Copy out the entire listing word for word.

++++

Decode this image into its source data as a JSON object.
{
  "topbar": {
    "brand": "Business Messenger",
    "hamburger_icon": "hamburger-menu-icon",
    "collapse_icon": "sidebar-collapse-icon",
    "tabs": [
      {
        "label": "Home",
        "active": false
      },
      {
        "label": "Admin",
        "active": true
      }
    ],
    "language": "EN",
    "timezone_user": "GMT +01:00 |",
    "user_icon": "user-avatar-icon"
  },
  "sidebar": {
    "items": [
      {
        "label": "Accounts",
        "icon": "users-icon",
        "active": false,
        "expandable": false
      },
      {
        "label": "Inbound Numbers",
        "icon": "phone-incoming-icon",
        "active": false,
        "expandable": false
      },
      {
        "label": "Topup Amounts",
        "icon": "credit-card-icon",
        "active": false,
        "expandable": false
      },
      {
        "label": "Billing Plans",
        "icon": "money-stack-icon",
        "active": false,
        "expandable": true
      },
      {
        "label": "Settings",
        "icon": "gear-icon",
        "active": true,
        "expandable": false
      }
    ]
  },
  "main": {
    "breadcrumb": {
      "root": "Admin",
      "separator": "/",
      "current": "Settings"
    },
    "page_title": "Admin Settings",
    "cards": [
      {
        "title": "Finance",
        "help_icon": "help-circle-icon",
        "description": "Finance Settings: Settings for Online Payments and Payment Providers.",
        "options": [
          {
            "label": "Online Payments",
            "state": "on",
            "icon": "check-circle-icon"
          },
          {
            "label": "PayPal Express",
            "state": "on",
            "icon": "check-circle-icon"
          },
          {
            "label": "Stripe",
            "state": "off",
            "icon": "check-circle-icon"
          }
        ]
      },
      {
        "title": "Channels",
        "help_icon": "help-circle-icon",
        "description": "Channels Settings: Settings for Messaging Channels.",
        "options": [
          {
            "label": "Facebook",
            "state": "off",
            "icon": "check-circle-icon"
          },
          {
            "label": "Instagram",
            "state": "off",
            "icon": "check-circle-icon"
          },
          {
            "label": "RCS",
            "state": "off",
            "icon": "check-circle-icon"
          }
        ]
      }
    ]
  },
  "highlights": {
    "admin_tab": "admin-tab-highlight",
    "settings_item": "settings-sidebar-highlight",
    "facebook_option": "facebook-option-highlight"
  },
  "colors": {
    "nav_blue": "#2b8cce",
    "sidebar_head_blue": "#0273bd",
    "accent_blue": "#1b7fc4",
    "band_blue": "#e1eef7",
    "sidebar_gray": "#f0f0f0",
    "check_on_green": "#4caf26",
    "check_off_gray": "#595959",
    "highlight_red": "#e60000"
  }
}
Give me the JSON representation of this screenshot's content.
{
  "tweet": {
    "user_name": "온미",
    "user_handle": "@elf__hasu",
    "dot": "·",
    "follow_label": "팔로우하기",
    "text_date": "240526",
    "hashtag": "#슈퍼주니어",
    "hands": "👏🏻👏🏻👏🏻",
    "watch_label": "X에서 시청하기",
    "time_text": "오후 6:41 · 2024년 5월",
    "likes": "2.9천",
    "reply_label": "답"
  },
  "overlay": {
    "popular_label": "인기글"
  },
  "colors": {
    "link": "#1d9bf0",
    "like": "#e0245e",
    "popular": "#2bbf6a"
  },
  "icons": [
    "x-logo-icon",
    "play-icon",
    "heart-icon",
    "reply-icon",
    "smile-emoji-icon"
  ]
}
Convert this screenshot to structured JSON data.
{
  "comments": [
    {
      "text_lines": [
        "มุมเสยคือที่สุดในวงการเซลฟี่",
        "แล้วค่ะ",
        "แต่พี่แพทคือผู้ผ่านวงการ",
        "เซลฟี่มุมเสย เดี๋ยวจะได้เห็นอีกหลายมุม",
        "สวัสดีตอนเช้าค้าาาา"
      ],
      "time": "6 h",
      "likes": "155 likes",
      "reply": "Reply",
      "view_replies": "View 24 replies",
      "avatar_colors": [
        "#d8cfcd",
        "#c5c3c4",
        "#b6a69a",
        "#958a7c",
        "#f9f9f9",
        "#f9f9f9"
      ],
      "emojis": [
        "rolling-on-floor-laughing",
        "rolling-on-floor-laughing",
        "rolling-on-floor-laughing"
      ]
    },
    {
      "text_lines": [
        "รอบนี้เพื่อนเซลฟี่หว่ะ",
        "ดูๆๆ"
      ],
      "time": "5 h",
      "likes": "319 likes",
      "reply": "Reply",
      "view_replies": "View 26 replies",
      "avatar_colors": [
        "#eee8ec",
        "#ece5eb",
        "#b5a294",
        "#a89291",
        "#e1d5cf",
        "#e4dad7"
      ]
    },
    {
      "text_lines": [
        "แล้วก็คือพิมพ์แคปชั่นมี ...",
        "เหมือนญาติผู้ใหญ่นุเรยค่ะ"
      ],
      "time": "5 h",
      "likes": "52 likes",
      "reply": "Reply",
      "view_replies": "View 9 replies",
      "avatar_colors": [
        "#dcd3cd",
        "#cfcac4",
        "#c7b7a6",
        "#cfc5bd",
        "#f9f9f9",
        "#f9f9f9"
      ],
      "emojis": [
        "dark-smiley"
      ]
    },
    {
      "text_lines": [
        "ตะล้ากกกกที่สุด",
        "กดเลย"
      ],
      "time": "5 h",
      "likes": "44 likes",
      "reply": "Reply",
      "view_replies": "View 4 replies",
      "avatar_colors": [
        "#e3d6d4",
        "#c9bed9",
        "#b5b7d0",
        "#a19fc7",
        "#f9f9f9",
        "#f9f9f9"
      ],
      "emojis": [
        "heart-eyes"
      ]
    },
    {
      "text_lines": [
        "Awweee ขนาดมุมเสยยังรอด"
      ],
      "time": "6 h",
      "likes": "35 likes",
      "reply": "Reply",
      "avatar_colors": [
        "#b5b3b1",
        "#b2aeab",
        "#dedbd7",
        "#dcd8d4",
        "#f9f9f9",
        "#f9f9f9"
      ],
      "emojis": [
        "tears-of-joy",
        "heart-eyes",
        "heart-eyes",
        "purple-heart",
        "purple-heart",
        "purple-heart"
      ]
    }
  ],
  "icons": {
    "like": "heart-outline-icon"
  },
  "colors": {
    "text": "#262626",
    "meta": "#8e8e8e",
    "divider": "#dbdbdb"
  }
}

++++

_Reply_:
Decode this image into its source data as a JSON object.
{
  "topbar": {
    "brand": "Business Messenger",
    "hamburger_icon": "hamburger-menu-icon",
    "collapse_icon": "sidebar-collapse-icon",
    "tabs": [
      {
        "label": "Home",
        "active": false
      },
      {
        "label": "Admin",
        "active": true
      }
    ],
    "language": "EN",
    "timezone_user": "GMT +01:00 |",
    "user_icon": "user-avatar-icon"
  },
  "sidebar": {
    "items": [
      {
        "label": "Accounts",
        "icon": "users-icon",
        "active": false,
        "expandable": false
      },
      {
        "label": "Inbound Numbers",
        "icon": "phone-incoming-icon",
        "active": false,
        "expandable": false
      },
      {
        "label": "Topup Amounts",
        "icon": "credit-card-icon",
        "active": false,
        "expandable": false
      },
      {
        "label": "Billing Plans",
        "icon": "money-stack-icon",
        "active": false,
        "expandable": true
      },
      {
        "label": "Settings",
        "icon": "gear-icon",
        "active": true,
        "expandable": false
      }
    ]
  },
  "main": {
    "breadcrumb": {
      "root": "Admin",
      "separator": "/",
      "current": "Settings"
    },
    "page_title": "Admin Settings",
    "cards": [
      {
        "title": "Finance",
        "help_icon": "help-circle-icon",
        "description": "Finance Settings: Settings for Online Payments and Payment Providers.",
        "options": [
          {
            "label": "Online Payments",
            "state": "on",
            "icon": "check-circle-icon"
          },
          {
            "label": "PayPal Express",
            "state": "on",
            "icon": "check-circle-icon"
          },
          {
            "label": "Stripe",
            "state": "off",
            "icon": "check-circle-icon"
          }
        ]
      },
      {
        "title": "Channels",
        "help_icon": "help-circle-icon",
        "description": "Channels Settings: Settings for Messaging Channels.",
        "options": [
          {
            "label": "Facebook",
            "state": "off",
            "icon": "check-circle-icon"
          },
          {
            "label": "Instagram",
            "state": "off",
            "icon": "check-circle-icon"
          },
          {
            "label": "RCS",
            "state": "off",
            "icon": "check-circle-icon"
          }
        ]
      }
    ]
  },
  "highlights": {
    "admin_tab": "admin-tab-highlight",
    "settings_item": "settings-sidebar-highlight",
    "facebook_option": "facebook-option-highlight"
  },
  "colors": {
    "nav_blue": "#2b8cce",
    "sidebar_head_blue": "#0273bd",
    "accent_blue": "#1b7fc4",
    "band_blue": "#e1eef7",
    "sidebar_gray": "#f0f0f0",
    "check_on_green": "#4caf26",
    "check_off_gray": "#595959",
    "highlight_red": "#e60000"
  }
}
Give me the JSON representation of this screenshot's content.
{
  "tweet": {
    "user_name": "온미",
    "user_handle": "@elf__hasu",
    "dot": "·",
    "follow_label": "팔로우하기",
    "text_date": "240526",
    "hashtag": "#슈퍼주니어",
    "hands": "👏🏻👏🏻👏🏻",
    "watch_label": "X에서 시청하기",
    "time_text": "오후 6:41 · 2024년 5월",
    "likes": "2.9천",
    "reply_label": "답"
  },
  "overlay": {
    "popular_label": "인기글"
  },
  "colors": {
    "link": "#1d9bf0",
    "like": "#e0245e",
    "popular": "#2bbf6a"
  },
  "icons": [
    "x-logo-icon",
    "play-icon",
    "heart-icon",
    "reply-icon",
    "smile-emoji-icon"
  ]
}
Convert this screenshot to structured JSON data.
{
  "comments": [
    {
      "text_lines": [
        "มุมเสยคือที่สุดในวงการเซลฟี่",
        "แล้วค่ะ",
        "แต่พี่แพทคือผู้ผ่านวงการ",
        "เซลฟี่มุมเสย เดี๋ยวจะได้เห็นอีกหลายมุม",
        "สวัสดีตอนเช้าค้าาาา"
      ],
      "time": "6 h",
      "likes": "155 likes",
      "reply": "Reply",
      "view_replies": "View 24 replies",
      "avatar_colors": [
        "#d8cfcd",
        "#c5c3c4",
        "#b6a69a",
        "#958a7c",
        "#f9f9f9",
        "#f9f9f9"
      ],
      "emojis": [
        "rolling-on-floor-laughing",
        "rolling-on-floor-laughing",
        "rolling-on-floor-laughing"
      ]
    },
    {
      "text_lines": [
        "รอบนี้เพื่อนเซลฟี่หว่ะ",
        "ดูๆๆ"
      ],
      "time": "5 h",
      "likes": "319 likes",
      "reply": "Reply",
      "view_replies": "View 26 replies",
      "avatar_colors": [
        "#eee8ec",
        "#ece5eb",
        "#b5a294",
        "#a89291",
        "#e1d5cf",
        "#e4dad7"
      ]
    },
    {
      "text_lines": [
        "แล้วก็คือพิมพ์แคปชั่นมี ...",
        "เหมือนญาติผู้ใหญ่นุเรยค่ะ"
      ],
      "time": "5 h",
      "likes": "52 likes",
      "reply": "Reply",
      "view_replies": "View 9 replies",
      "avatar_colors": [
        "#dcd3cd",
        "#cfcac4",
        "#c7b7a6",
        "#cfc5bd",
        "#f9f9f9",
        "#f9f9f9"
      ],
      "emojis": [
        "dark-smiley"
      ]
    },
    {
      "text_lines": [
        "ตะล้ากกกกที่สุด",
        "กดเลย"
      ],
      "time": "5 h",
      "likes": "44 likes",
      "reply": "Reply",
      "view_replies": "View 4 replies",
      "avatar_colors": [
        "#e3d6d4",
        "#c9bed9",
        "#b5b7d0",
        "#a19fc7",
        "#f9f9f9",
        "#f9f9f9"
      ],
      "emojis": [
        "heart-eyes"
      ]
    },
    {
      "text_lines": [
        "Awweee ขนาดมุมเสยยังรอด"
      ],
      "time": "6 h",
      "likes": "35 likes",
      "reply": "Reply",
      "avatar_colors": [
        "#b5b3b1",
        "#b2aeab",
        "#dedbd7",
        "#dcd8d4",
        "#f9f9f9",
        "#f9f9f9"
      ],
      "emojis": [
        "tears-of-joy",
        "heart-eyes",
        "heart-eyes",
        "purple-heart",
        "purple-heart",
        "purple-heart"
      ]
    }
  ],
  "icons": {
    "like": "heart-outline-icon"
  },
  "colors": {
    "text": "#262626",
    "meta": "#8e8e8e",
    "divider": "#dbdbdb"
  }
}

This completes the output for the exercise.